Began Work on the Aviary
After I went out last week to buy BORG lumber for this project, I got started this week cutting the 2-by lumber down to more useful dimensions. I had to stack all of my lumber outside on the back porch this time, since I'm out of room in the shop. Hopefully it'll stay dry for a few days until I can bring it in. (Note: It didn't, of course. We had the wettest two weeks of the year so far right after I posted this.)
Even though I dimensioned for 2"x2" legs, I just used the dimensions of the lumber define it. So all of the members actually ended up 1½" x 1¾". (That's ripping a 2" x 8" into four pieces.) Once that was done, I started the process of chopping to length and then butt glueing and screwing into place. The little birds have hatched and I need to get this thing done quickly.
This thing is going to be modular, so if it's too large to fit through a doorway, I can take it apart into four walls, a floor, and the roof pieces. So I started by framing in the front and back walls with their long legs. I extended the legs 10" below the bottom of the aviary so that it'll sit up higher. I've got a ton of long screws from the outdoor playset I built the boys back in Florida, so I used those with glue to hold the frames together. After the front and back, I built the side walls. The right side is a simple rectangle, but the left wall has members in the middle to support three little doors for feeding and cleaning the cage.
While working on this, I had a little guest in the shop. On my second trip to the BORG store, Lucas had gone along. He begged me for his own power screwdriver. "NOT a toy, Daddy! I want a real screwdriver." Because he was so patient, and because he's always been so gung-ho about using my power drills (something I've always resisted), I broke down and got him a little handheld, battery powered Craftsman power screwdriver. It'll really underpowered as a drill/driver, which is PERFECT for giving to a horribly persistent young man who insists he get a real tool. It cost $14 and for once I was happy to get a crappy Craftsman tool. He sat on the floor for a couple of hours, drilling little holes into the offcuts from my work, and screwing together pieces.
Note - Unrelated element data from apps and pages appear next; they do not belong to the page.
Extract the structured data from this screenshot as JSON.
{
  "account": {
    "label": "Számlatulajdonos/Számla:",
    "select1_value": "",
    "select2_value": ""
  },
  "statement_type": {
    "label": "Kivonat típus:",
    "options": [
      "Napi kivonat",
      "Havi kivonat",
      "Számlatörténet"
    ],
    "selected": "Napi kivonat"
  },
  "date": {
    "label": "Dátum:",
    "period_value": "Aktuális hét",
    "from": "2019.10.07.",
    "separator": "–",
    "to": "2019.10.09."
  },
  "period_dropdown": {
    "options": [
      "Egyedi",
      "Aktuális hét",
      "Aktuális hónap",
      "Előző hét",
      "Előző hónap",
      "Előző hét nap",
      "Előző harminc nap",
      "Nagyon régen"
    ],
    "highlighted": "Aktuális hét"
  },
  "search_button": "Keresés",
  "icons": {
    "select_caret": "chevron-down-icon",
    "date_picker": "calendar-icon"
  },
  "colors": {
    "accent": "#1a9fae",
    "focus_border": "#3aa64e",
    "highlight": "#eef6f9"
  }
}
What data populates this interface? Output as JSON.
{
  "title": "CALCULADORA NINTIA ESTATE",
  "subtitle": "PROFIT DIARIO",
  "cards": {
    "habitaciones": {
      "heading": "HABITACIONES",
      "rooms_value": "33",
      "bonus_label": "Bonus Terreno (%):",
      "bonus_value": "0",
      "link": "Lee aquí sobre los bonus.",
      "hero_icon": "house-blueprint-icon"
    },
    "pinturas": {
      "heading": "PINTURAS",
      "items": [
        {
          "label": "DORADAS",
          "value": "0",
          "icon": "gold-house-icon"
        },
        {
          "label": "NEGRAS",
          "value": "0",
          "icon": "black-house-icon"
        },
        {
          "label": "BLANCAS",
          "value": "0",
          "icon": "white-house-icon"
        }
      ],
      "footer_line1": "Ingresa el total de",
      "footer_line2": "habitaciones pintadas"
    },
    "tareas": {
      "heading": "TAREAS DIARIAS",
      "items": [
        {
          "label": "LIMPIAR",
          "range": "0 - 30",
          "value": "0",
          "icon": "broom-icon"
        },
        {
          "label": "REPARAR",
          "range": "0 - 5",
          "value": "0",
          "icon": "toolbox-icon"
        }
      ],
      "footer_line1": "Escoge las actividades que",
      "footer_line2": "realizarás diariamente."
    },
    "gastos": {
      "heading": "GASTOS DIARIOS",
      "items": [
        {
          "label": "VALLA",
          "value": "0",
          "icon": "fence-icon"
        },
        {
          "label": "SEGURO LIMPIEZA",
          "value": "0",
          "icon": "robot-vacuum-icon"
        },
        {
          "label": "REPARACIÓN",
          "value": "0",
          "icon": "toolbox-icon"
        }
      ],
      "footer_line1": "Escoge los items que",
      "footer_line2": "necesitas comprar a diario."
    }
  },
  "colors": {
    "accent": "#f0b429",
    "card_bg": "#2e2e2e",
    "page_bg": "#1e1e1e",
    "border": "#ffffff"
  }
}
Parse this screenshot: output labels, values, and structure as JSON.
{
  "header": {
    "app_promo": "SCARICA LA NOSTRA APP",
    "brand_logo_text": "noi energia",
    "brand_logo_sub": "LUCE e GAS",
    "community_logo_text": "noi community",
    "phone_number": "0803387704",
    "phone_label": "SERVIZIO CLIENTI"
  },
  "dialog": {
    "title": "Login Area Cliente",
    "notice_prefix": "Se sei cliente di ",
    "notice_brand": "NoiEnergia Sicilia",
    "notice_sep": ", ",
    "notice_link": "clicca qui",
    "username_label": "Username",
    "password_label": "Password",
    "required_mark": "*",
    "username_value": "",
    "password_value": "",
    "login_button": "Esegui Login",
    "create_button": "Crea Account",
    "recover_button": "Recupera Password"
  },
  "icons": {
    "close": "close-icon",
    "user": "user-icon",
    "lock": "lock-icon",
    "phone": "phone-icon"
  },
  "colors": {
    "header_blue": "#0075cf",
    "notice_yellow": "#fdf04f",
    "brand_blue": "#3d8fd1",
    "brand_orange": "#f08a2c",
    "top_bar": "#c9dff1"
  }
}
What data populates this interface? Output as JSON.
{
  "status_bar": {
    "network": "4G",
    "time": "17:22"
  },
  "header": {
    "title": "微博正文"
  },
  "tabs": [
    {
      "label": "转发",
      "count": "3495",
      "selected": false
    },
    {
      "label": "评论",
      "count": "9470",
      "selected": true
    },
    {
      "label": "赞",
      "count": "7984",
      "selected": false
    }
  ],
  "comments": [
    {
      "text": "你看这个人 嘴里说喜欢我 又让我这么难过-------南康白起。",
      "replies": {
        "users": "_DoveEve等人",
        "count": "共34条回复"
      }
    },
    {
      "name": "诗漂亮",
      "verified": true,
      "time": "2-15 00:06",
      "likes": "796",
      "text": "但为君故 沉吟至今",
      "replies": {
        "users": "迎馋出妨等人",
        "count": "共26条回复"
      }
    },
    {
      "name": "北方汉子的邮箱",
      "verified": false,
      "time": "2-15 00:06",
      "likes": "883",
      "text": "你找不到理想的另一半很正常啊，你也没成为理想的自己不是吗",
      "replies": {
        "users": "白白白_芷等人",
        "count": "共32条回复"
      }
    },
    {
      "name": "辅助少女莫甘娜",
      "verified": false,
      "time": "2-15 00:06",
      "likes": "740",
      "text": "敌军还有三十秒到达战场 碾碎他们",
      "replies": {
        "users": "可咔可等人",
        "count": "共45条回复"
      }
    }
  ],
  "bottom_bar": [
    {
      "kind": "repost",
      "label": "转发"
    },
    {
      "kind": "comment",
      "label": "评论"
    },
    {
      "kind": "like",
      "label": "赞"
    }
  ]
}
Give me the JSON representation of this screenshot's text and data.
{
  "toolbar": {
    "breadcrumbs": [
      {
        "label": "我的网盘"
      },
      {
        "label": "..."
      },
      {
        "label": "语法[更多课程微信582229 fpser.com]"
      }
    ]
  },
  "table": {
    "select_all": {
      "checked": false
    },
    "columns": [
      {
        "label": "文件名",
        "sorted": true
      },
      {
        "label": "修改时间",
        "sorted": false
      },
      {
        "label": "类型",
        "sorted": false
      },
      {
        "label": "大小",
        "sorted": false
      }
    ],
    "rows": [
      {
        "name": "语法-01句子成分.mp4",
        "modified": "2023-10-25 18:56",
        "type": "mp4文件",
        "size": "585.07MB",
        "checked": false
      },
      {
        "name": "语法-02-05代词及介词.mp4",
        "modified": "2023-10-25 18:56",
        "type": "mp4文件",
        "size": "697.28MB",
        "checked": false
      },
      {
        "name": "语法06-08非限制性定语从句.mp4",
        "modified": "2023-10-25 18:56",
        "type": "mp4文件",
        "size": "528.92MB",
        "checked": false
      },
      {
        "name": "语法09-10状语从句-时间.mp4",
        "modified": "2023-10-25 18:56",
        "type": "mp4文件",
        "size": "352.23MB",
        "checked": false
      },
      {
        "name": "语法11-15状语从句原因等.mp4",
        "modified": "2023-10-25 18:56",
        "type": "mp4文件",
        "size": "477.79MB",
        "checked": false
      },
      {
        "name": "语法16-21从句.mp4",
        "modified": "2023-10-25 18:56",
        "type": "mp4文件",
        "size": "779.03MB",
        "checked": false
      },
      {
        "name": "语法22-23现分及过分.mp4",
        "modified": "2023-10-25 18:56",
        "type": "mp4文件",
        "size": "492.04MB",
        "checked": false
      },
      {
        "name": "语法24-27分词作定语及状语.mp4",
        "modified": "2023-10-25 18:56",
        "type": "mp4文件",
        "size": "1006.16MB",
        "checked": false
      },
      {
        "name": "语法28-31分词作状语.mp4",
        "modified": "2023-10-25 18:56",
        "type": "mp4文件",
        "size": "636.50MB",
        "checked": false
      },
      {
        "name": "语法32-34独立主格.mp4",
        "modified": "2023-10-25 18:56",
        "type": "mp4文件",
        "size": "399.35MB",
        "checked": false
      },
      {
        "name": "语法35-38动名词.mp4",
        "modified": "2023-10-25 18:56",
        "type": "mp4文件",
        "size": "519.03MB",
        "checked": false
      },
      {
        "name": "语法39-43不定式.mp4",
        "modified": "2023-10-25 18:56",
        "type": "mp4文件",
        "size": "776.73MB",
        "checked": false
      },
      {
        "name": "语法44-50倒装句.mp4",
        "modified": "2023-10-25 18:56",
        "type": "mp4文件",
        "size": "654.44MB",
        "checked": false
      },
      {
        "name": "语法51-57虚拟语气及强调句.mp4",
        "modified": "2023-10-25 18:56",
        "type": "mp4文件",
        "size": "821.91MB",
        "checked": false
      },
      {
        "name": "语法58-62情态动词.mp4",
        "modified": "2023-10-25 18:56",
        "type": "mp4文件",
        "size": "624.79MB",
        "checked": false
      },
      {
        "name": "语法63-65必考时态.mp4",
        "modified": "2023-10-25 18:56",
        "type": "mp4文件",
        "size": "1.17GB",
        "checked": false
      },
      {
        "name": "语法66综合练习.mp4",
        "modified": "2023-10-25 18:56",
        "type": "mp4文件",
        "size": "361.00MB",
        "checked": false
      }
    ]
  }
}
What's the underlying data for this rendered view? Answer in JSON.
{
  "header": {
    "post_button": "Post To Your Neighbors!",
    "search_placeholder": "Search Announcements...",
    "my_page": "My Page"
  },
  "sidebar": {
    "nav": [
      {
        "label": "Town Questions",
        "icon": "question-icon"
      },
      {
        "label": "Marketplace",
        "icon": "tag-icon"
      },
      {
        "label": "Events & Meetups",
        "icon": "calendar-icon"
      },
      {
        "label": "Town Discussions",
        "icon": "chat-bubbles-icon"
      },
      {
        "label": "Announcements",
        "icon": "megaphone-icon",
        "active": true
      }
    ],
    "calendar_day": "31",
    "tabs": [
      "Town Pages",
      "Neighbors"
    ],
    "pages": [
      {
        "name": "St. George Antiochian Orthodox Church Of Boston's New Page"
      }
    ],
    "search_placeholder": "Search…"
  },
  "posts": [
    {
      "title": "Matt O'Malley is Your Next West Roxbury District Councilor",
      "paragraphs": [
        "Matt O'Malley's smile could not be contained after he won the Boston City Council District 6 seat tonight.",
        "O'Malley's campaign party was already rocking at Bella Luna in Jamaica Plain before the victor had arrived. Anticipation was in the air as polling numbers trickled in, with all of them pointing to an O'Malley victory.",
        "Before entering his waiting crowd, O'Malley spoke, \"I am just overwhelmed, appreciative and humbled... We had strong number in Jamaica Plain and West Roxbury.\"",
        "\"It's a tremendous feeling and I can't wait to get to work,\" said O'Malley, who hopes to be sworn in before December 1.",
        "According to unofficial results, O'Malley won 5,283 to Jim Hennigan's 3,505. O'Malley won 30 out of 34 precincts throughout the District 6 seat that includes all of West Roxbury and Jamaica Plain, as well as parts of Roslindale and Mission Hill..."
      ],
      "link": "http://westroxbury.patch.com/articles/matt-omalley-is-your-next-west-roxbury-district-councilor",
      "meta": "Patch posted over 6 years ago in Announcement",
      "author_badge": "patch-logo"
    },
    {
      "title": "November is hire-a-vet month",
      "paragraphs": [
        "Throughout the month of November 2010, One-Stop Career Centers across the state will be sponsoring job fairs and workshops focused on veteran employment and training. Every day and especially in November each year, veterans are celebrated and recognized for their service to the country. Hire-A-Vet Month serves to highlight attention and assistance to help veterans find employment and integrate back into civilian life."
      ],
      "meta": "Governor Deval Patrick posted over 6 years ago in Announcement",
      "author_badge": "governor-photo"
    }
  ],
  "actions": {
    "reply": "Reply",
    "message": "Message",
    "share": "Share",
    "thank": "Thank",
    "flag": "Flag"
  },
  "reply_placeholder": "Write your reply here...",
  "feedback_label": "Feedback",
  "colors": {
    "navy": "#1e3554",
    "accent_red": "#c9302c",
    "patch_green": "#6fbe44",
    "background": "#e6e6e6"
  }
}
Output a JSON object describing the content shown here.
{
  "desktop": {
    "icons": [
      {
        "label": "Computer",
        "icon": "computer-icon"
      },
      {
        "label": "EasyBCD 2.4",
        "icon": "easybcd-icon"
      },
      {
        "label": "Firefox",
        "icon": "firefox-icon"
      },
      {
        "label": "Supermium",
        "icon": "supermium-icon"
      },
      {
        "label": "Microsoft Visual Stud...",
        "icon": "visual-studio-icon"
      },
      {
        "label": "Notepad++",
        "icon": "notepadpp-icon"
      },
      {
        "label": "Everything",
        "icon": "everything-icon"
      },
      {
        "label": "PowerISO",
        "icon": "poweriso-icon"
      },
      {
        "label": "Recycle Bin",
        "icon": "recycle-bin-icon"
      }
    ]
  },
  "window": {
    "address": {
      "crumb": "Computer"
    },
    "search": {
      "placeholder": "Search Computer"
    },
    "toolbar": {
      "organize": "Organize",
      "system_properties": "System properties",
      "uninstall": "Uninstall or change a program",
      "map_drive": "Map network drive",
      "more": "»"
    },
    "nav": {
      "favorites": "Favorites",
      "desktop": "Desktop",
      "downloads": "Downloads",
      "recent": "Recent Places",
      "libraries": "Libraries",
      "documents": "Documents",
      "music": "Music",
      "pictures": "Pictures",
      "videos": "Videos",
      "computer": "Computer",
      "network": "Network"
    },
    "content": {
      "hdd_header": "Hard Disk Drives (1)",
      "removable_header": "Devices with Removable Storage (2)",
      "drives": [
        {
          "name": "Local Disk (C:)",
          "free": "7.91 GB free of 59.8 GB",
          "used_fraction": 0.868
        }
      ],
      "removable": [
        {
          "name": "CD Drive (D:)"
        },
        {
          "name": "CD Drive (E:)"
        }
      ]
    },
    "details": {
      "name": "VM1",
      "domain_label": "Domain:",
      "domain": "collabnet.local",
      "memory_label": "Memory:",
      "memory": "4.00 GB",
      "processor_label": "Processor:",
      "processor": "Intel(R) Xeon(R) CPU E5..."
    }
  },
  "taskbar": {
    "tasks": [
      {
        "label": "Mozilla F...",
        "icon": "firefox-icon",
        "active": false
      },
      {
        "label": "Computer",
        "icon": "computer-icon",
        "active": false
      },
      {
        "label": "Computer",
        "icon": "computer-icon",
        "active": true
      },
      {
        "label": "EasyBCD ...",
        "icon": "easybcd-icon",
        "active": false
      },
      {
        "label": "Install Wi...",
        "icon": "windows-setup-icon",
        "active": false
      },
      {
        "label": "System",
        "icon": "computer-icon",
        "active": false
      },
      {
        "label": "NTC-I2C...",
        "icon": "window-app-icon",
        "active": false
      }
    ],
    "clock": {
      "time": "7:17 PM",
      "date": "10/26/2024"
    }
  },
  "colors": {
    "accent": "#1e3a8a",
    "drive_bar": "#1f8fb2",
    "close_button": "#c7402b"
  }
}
I watched him like a hawk, and my own work slowed down by about 80%. But he did let me get some work done. I think he had a good time, although he did finally get bored and go upstairs and pester his mother.
After Saturday, I had managed to cut down most of the rough lumber and built the four main walls. At this point, I set them aside and tried working on how to cut a single 8' 2x10 down to form the roofline. It was just barely long enough. Cutting it in half, I then tried to figure out how to clamp it so I could use the circular saw to cut the roof pieces. It went fairly well, although Lucas stole my hearing protection because he knew the big red tools is REALLY loud. I managed to cut them almost perfect. One was a little wavy near the peak, but it's close enough that I can work with it. (Did I mention that the birds have already hatched?)
I glued and screwed the roofline parts to the top of the front and back walls. For this, I ended up screwing down from the top, using beefy 4" outdoor screws. I was impressed with the little Bosch drill driver I used for all of this. I had to use the smaller drill, because, the day I started this project, I picked up my 10-year-old, trusty DeWalt 18V drill driver, pulled the trigger, and got a very nasty smelling puff of smoke out of the mechanism. It still runs . . . sort of. But I can't use it until I see if I can fix it. I've been lucky enough not to need to replace the brushes on any of the tools. I'm not sure this model allows it. I'll give it a try when I have a moment.